| App and web page records |
◇ ◇ ◇ ◇ ◇

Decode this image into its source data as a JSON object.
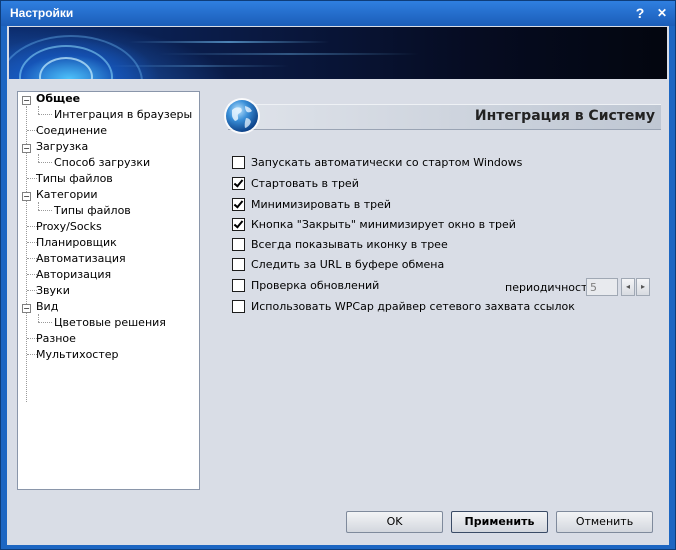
{
  "window": {
    "title": "Настройки",
    "help_label": "?",
    "close_label": "✕"
  },
  "tree": {
    "items": [
      {
        "label": "Общее"
      },
      {
        "label": "Интеграция в браузеры"
      },
      {
        "label": "Соединение"
      },
      {
        "label": "Загрузка"
      },
      {
        "label": "Способ загрузки"
      },
      {
        "label": "Типы файлов"
      },
      {
        "label": "Категории"
      },
      {
        "label": "Типы файлов"
      },
      {
        "label": "Proxy/Socks"
      },
      {
        "label": "Планировщик"
      },
      {
        "label": "Автоматизация"
      },
      {
        "label": "Авторизация"
      },
      {
        "label": "Звуки"
      },
      {
        "label": "Вид"
      },
      {
        "label": "Цветовые решения"
      },
      {
        "label": "Разное"
      },
      {
        "label": "Мультихостер"
      }
    ],
    "expand_glyph": "−"
  },
  "panel": {
    "title": "Интеграция в Систему",
    "icon": "globe-icon"
  },
  "options": [
    {
      "label": "Запускать автоматически со стартом Windows",
      "checked": false
    },
    {
      "label": "Стартовать в трей",
      "checked": true
    },
    {
      "label": "Минимизировать в трей",
      "checked": true
    },
    {
      "label": "Кнопка \"Закрыть\" минимизирует окно в трей",
      "checked": true
    },
    {
      "label": "Всегда показывать иконку в трее",
      "checked": false
    },
    {
      "label": "Следить за URL в буфере обмена",
      "checked": false
    },
    {
      "label": "Проверка обновлений",
      "checked": false
    },
    {
      "label": "Использовать WPCap драйвер сетевого захвата ссылок",
      "checked": false
    }
  ],
  "update_period": {
    "label": "периодичность",
    "value": "5",
    "dec_glyph": "◂",
    "inc_glyph": "▸"
  },
  "buttons": {
    "ok": "OK",
    "apply": "Применить",
    "cancel": "Отменить"
  },
  "colors": {
    "title_bar": "#1b5db8",
    "client_bg": "#d9dde6"
  }
}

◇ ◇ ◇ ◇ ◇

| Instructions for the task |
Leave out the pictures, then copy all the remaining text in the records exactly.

| Response for this exercise |
Decode this image into its source data as a JSON object.
{
  "window": {
    "title": "Настройки",
    "help_label": "?",
    "close_label": "✕"
  },
  "tree": {
    "items": [
      {
        "label": "Общее"
      },
      {
        "label": "Интеграция в браузеры"
      },
      {
        "label": "Соединение"
      },
      {
        "label": "Загрузка"
      },
      {
        "label": "Способ загрузки"
      },
      {
        "label": "Типы файлов"
      },
      {
        "label": "Категории"
      },
      {
        "label": "Типы файлов"
      },
      {
        "label": "Proxy/Socks"
      },
      {
        "label": "Планировщик"
      },
      {
        "label": "Автоматизация"
      },
      {
        "label": "Авторизация"
      },
      {
        "label": "Звуки"
      },
      {
        "label": "Вид"
      },
      {
        "label": "Цветовые решения"
      },
      {
        "label": "Разное"
      },
      {
        "label": "Мультихостер"
      }
    ],
    "expand_glyph": "−"
  },
  "panel": {
    "title": "Интеграция в Систему",
    "icon": "globe-icon"
  },
  "options": [
    {
      "label": "Запускать автоматически со стартом Windows",
      "checked": false
    },
    {
      "label": "Стартовать в трей",
      "checked": true
    },
    {
      "label": "Минимизировать в трей",
      "checked": true
    },
    {
      "label": "Кнопка \"Закрыть\" минимизирует окно в трей",
      "checked": true
    },
    {
      "label": "Всегда показывать иконку в трее",
      "checked": false
    },
    {
      "label": "Следить за URL в буфере обмена",
      "checked": false
    },
    {
      "label": "Проверка обновлений",
      "checked": false
    },
    {
      "label": "Использовать WPCap драйвер сетевого захвата ссылок",
      "checked": false
    }
  ],
  "update_period": {
    "label": "периодичность",
    "value": "5",
    "dec_glyph": "◂",
    "inc_glyph": "▸"
  },
  "buttons": {
    "ok": "OK",
    "apply": "Применить",
    "cancel": "Отменить"
  },
  "colors": {
    "title_bar": "#1b5db8",
    "client_bg": "#d9dde6"
  }
}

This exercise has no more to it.